Immigration

Race and the Law

Discussion – 2 hours. This course will examine major cases, statutes, and events in the law, both on the books and in action, dealing with nonwhites. The course will include discussion of the situation of African Americans, Asians, Indigenous People, and Latinx People, from the Colonial era to the present. In addition to examining legal doctrine and policy, it will explore how the contemporary United States has been shaped by racial discrimination.

Advanced Topics in Administrative Law

Seminar – 2 hours. Much of our modern federal government relies on administrative agencies exercising authority delegated to them by Congress. Federal courts have traditionally deferred to agencies’ implementation of the statutes they administer, although these courts also set aside (or “vacate”) agency actions they find to be unlawful. In recent years, however, several justices on the U.S. Supreme Court have openly called for revisiting several administrative law doctrines that underlie this system.

Humanizing Deportation

Practicum - 2 hours. This practicum will focus on student's investigation, research, interviewing and client counseling skills. The course is an outgrowth of the UC Davis Humanizing Deportation Project, an interdisciplinary storytelling project that has catalogued over 200 stories of deported individuals throughout Mexico. Students will review the stories in the archive, research possible forms of immigration relief for deported individuals, and identify possible candidates for legal screening.

Administrative Law

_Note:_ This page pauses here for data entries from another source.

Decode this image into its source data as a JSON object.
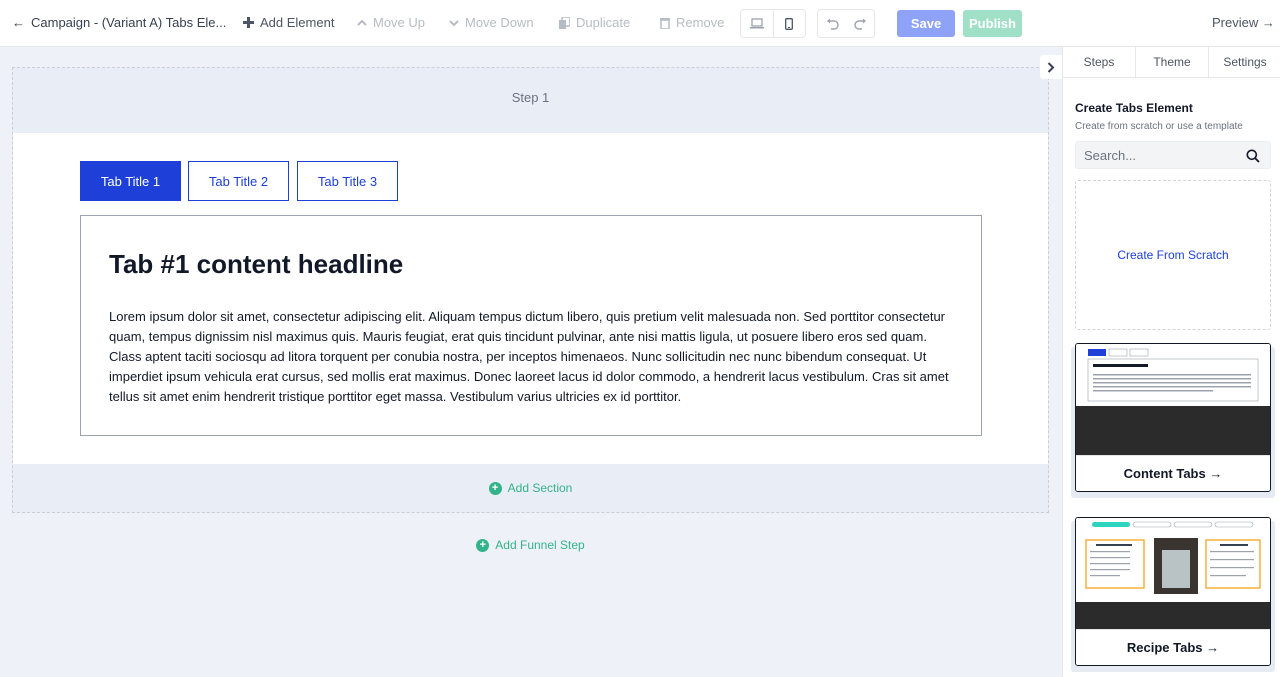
{
  "topbar": {
    "back_label": "Campaign - (Variant A) Tabs Ele...",
    "add_element": "Add Element",
    "move_up": "Move Up",
    "move_down": "Move Down",
    "duplicate": "Duplicate",
    "remove": "Remove",
    "save": "Save",
    "publish": "Publish",
    "preview": "Preview →"
  },
  "canvas": {
    "step_title": "Step 1",
    "tabs": [
      {
        "label": "Tab Title 1"
      },
      {
        "label": "Tab Title 2"
      },
      {
        "label": "Tab Title 3"
      }
    ],
    "headline": "Tab #1 content headline",
    "body": "Lorem ipsum dolor sit amet, consectetur adipiscing elit. Aliquam tempus dictum libero, quis pretium velit malesuada non. Sed porttitor consectetur quam, tempus dignissim nisl maximus quis. Mauris feugiat, erat quis tincidunt pulvinar, ante nisi mattis ligula, ut posuere libero eros sed quam. Class aptent taciti sociosqu ad litora torquent per conubia nostra, per inceptos himenaeos. Nunc sollicitudin nec nunc bibendum consequat. Ut imperdiet ipsum vehicula erat cursus, sed mollis erat maximus. Donec laoreet lacus id dolor commodo, a hendrerit lacus vestibulum. Cras sit amet tellus sit amet enim hendrerit tristique porttitor eget massa. Vestibulum varius ultricies ex id porttitor.",
    "add_section": "Add Section",
    "add_funnel_step": "Add Funnel Step"
  },
  "sidebar": {
    "tabs": [
      "Steps",
      "Theme",
      "Settings"
    ],
    "title": "Create Tabs Element",
    "subtitle": "Create from scratch or use a template",
    "search_placeholder": "Search...",
    "scratch_label": "Create From Scratch",
    "templates": [
      {
        "label": "Content Tabs →"
      },
      {
        "label": "Recipe Tabs →"
      }
    ]
  },
  "colors": {
    "brand_blue": "#1e40d8",
    "save": "#8ea2f8",
    "publish": "#9fe0c6",
    "accent_green": "#34b38a"
  }
}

Lecture - 3 hours. Course examines how the U.S. Constitution and the federal Administrative Procedure Act constrain and regulate decision making by government agencies and officials. Topics include administrative due process, separation of powers, delegation of authority to agencies, procedural requirements for agency adjudication and rulemaking, and the extent and limits of judicial review. This course is highly recommended for anyone intending to practice in any public law area or at the intersection of public/private law.

Advanced Criminal Procedure

Discussion  - 3 hours. This course examines a range of issues, including bail, charging decisions, preliminary hearings, discovery, statute of limitations, venue, joinder and severance, pleas, plea bargaining, assistance of counsel, trial, double jeopardy, sentencing, appeal and collateral remedies. This course will have a short essay assignment, midterm exam, and a final exam.

Final Assessment: Exam

Criminal Procedure

Discussion - 3 hours. This course examines the federal constitutional limits on government authority to gather evidence and investigate crime. Topics to be covered include Fourth Amendment limits on search, seizure, and arrest; the Fifth Amendment privilege against self-incrimination; and the Sixth Amendment right to counsel. While the course emphasizes current law and the evolution of Supreme Court doctrine, it also considers related policy questions on the role of police in a democratic society.

Critical Race Theory Seminar

Discussion - 2 hours. This course examines the relationship between racial power and the law.  Contrary to the dominant legal paradigm which contends that racial subordination is a deviation from the liberal legal ideal, the Critical Race Theory movement views the U.S.

Employment Discrimination

Discussion - 3 hours. Examination of federal laws prohibiting employment discrimination, including Title VII of the Civil Rights Act of 1964, the Equal Pay Act, the Age Discrimination in Employment Act, the Americans with Disabilities Act, the Rehabilitation Act of 1973, and section 1981.

Final Assessment: Exam

Family Law

Discussion - 3 hours. An introduction to the legal regulation of the family. Coverage will include laws and public policies governing marriage and non-marital relationships; the parentage of children born through assisted reproductive technologies; the economic consequences of marital and non-marital dissolutions; child custody and visitation; and interstate jurisdictional issues.

Final Assessment: Exam